[Opening Input material section]

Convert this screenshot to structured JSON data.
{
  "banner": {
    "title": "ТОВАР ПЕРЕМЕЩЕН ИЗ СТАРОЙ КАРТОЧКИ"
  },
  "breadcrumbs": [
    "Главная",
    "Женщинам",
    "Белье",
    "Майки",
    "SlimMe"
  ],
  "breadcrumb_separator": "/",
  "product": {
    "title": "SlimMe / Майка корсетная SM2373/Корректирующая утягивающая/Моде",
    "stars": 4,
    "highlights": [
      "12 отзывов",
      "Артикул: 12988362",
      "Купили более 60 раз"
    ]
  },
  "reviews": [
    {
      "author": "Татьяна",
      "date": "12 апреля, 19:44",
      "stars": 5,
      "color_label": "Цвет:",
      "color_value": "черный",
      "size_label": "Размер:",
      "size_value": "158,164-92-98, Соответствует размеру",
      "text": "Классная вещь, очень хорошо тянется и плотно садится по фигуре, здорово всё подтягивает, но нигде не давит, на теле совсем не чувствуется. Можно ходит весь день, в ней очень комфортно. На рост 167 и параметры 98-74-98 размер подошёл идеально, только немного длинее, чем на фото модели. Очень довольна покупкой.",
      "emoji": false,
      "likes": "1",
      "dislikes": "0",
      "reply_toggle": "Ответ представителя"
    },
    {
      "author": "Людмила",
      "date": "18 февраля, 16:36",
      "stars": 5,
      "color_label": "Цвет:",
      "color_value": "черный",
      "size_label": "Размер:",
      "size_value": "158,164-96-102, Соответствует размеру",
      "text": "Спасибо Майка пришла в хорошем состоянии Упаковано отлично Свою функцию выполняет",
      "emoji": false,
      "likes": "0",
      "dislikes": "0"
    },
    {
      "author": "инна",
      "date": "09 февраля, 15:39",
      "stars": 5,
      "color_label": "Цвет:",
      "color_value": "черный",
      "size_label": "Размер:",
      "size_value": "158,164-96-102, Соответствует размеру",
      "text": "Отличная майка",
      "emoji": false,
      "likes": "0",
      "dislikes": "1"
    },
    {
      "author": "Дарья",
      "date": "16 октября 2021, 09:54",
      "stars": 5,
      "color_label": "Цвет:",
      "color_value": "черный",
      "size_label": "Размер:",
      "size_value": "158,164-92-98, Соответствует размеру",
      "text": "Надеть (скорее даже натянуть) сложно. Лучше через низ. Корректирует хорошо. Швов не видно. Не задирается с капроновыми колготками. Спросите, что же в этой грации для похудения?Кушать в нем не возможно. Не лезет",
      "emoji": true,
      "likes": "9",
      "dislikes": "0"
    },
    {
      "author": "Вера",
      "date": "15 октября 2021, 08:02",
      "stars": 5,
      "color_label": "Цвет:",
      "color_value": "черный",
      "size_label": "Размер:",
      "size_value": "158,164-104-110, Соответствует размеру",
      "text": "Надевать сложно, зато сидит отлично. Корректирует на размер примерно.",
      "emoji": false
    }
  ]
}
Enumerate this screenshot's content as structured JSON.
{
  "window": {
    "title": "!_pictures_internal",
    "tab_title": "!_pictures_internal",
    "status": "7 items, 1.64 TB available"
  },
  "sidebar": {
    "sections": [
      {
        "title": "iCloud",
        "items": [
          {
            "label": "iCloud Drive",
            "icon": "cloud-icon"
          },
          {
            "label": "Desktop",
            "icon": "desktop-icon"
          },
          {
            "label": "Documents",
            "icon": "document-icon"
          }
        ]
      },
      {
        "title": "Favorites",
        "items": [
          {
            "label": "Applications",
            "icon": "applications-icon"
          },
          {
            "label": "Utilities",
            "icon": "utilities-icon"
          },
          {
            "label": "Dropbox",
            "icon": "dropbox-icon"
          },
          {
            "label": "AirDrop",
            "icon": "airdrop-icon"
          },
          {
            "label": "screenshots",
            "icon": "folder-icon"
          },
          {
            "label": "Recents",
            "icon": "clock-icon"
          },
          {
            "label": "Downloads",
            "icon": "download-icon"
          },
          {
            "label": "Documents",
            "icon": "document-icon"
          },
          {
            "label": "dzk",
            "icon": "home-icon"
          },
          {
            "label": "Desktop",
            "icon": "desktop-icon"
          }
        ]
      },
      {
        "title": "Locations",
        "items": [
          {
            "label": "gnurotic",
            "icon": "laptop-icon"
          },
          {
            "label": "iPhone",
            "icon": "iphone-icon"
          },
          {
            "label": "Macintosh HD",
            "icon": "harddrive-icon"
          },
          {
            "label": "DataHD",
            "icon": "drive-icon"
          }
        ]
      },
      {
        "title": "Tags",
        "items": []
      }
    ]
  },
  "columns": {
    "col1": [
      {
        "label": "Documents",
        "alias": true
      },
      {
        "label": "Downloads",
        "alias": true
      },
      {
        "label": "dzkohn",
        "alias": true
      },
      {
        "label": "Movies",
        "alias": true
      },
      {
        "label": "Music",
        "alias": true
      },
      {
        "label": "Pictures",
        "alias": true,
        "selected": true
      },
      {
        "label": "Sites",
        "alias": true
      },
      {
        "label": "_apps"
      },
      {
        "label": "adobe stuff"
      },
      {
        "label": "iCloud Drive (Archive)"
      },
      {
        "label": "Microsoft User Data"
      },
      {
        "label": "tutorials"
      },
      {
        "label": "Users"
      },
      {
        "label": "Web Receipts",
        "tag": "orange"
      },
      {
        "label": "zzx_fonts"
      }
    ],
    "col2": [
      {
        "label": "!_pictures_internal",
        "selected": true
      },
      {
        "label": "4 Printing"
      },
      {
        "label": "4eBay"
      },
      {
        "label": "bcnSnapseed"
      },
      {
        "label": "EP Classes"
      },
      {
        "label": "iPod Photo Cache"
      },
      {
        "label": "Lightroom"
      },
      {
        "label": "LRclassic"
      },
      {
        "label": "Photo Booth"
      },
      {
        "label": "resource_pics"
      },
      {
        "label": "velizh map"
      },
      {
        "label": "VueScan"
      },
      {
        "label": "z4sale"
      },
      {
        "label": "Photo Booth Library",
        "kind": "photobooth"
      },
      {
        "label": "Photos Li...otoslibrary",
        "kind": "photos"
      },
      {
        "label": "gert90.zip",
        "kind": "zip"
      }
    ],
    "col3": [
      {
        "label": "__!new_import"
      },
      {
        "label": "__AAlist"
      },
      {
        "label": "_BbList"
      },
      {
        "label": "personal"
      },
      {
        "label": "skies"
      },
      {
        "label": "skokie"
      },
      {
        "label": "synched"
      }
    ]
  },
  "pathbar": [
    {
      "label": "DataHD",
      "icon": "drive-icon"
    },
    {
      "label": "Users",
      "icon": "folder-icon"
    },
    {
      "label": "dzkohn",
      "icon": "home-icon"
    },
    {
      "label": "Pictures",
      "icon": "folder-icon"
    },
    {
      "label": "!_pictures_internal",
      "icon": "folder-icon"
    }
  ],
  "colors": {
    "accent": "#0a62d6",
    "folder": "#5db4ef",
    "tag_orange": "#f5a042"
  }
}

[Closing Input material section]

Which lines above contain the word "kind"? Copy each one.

### Solution for this task
        "kind": "photobooth"
        "kind": "photos"
        "kind": "zip"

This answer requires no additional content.